[Items from a data source]
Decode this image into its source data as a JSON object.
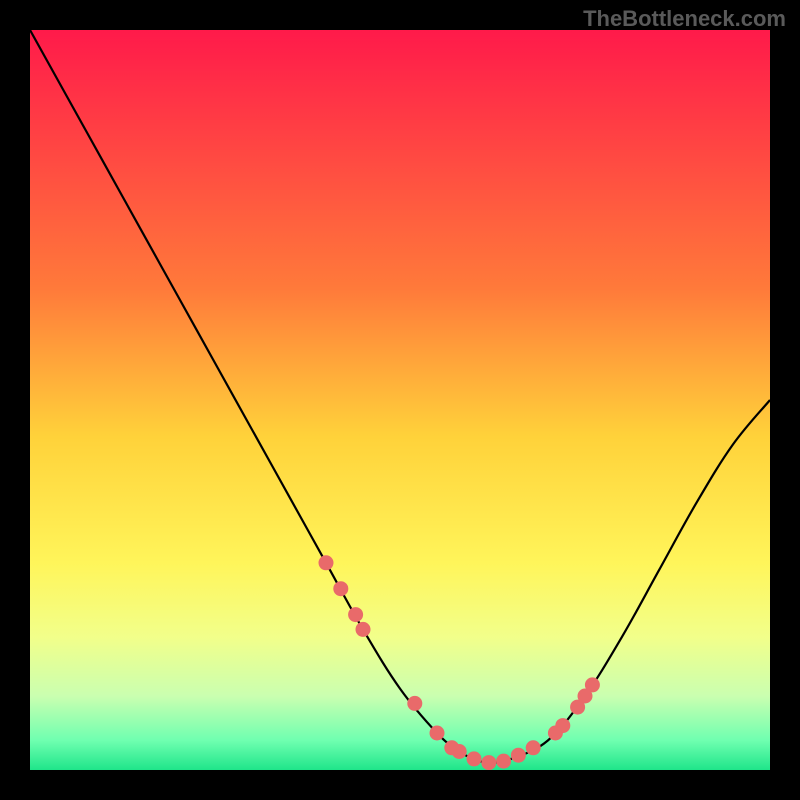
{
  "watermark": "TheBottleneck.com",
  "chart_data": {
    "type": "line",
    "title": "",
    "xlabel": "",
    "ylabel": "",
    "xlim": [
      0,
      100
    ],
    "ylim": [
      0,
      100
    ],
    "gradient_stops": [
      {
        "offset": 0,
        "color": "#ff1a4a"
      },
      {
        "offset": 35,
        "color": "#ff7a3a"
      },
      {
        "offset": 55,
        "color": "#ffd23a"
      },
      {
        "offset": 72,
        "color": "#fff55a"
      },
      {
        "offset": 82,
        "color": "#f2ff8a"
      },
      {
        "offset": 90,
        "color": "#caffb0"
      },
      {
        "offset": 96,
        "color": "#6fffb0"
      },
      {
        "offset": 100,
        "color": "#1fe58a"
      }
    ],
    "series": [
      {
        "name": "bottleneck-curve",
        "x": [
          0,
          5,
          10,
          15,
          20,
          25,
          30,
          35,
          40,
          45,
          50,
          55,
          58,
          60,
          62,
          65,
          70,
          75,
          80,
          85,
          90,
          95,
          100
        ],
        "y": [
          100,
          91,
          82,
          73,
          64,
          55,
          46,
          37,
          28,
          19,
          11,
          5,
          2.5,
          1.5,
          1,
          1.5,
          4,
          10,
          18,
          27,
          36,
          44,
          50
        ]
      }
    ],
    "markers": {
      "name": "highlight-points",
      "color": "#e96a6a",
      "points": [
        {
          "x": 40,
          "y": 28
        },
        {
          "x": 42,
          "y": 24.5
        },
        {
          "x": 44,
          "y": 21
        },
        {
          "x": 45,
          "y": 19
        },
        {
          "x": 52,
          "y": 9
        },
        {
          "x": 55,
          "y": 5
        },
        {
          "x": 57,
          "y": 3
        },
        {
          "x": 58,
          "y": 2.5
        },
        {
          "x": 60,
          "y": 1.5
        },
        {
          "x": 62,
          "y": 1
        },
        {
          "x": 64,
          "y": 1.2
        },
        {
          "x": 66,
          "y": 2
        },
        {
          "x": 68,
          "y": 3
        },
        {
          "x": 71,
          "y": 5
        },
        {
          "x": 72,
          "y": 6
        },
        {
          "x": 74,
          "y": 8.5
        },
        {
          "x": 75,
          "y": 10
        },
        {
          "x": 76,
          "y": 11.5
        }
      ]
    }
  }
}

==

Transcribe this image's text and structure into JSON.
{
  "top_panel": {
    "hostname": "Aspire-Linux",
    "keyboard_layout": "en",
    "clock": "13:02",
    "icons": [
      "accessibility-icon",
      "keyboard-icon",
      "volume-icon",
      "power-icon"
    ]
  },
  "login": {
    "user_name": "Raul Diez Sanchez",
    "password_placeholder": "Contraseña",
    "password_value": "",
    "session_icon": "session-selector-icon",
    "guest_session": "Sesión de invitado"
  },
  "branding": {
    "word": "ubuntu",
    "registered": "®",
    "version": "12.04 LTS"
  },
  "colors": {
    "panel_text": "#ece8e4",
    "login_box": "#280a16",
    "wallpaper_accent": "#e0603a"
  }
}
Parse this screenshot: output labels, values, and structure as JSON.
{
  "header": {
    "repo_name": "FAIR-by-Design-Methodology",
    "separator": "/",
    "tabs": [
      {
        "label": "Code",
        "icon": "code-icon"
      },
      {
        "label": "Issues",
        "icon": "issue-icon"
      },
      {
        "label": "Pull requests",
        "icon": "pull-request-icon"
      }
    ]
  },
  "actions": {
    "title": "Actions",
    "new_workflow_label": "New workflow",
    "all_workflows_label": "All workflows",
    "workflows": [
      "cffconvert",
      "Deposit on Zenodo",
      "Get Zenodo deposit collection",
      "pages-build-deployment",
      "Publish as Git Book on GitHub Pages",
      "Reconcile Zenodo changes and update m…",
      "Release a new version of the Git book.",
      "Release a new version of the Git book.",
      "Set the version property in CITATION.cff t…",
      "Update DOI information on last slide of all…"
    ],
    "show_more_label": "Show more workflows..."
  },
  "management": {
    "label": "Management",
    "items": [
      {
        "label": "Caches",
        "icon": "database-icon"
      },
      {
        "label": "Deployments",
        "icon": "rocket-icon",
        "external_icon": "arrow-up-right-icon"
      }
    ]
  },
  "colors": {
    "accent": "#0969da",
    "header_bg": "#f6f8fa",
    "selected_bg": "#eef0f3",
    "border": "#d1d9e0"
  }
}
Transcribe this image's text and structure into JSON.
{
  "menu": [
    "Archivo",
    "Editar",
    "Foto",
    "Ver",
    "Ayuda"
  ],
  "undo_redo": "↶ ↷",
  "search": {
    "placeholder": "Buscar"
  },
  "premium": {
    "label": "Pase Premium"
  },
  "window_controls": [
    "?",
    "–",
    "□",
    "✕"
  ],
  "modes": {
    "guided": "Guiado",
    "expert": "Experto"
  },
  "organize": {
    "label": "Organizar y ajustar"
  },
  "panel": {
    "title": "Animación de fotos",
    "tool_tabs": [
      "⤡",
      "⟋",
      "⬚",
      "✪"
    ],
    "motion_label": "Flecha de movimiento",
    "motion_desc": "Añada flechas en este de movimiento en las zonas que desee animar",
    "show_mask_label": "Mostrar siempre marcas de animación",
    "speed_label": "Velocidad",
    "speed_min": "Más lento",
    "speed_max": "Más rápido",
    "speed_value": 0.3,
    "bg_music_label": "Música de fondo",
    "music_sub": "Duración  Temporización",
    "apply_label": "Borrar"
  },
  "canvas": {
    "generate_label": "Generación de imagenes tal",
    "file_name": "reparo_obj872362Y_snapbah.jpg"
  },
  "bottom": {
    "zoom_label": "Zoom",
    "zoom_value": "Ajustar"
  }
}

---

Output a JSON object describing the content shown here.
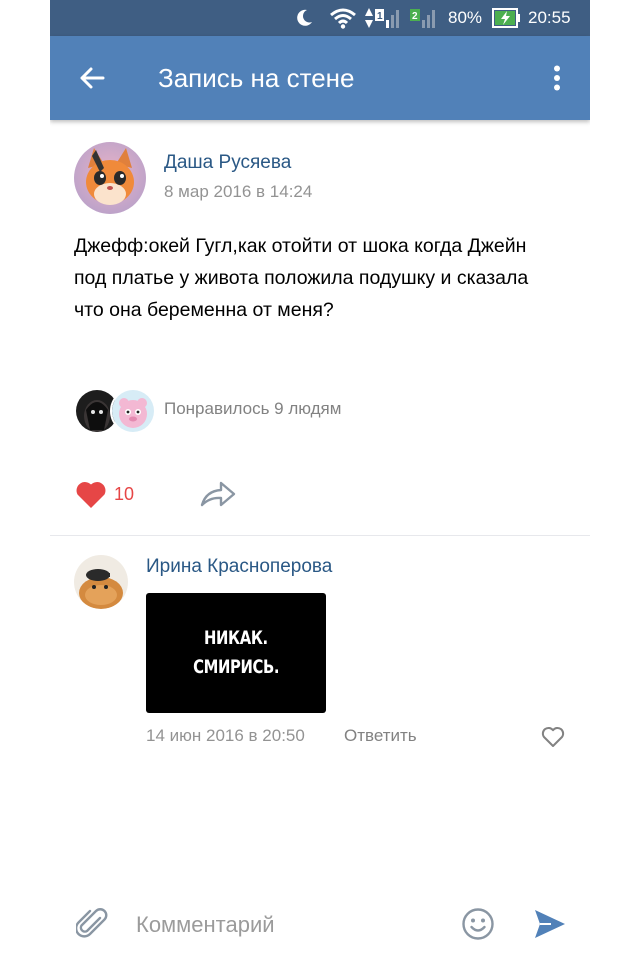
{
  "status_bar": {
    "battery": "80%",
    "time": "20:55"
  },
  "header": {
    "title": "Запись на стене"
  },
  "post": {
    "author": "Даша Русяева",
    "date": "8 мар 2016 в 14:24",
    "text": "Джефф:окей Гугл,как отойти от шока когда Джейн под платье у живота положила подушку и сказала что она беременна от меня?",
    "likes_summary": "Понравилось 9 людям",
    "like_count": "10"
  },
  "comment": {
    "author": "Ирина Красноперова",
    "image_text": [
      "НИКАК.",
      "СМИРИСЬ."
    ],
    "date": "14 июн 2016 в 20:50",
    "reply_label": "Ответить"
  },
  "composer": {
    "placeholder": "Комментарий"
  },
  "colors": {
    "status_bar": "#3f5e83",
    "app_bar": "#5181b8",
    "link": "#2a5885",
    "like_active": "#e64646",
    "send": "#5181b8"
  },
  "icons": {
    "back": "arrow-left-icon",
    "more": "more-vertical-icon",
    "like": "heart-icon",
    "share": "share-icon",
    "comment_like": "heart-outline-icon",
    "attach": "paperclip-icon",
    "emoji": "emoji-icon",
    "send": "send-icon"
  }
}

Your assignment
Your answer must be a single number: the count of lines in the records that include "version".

Solution to this task
4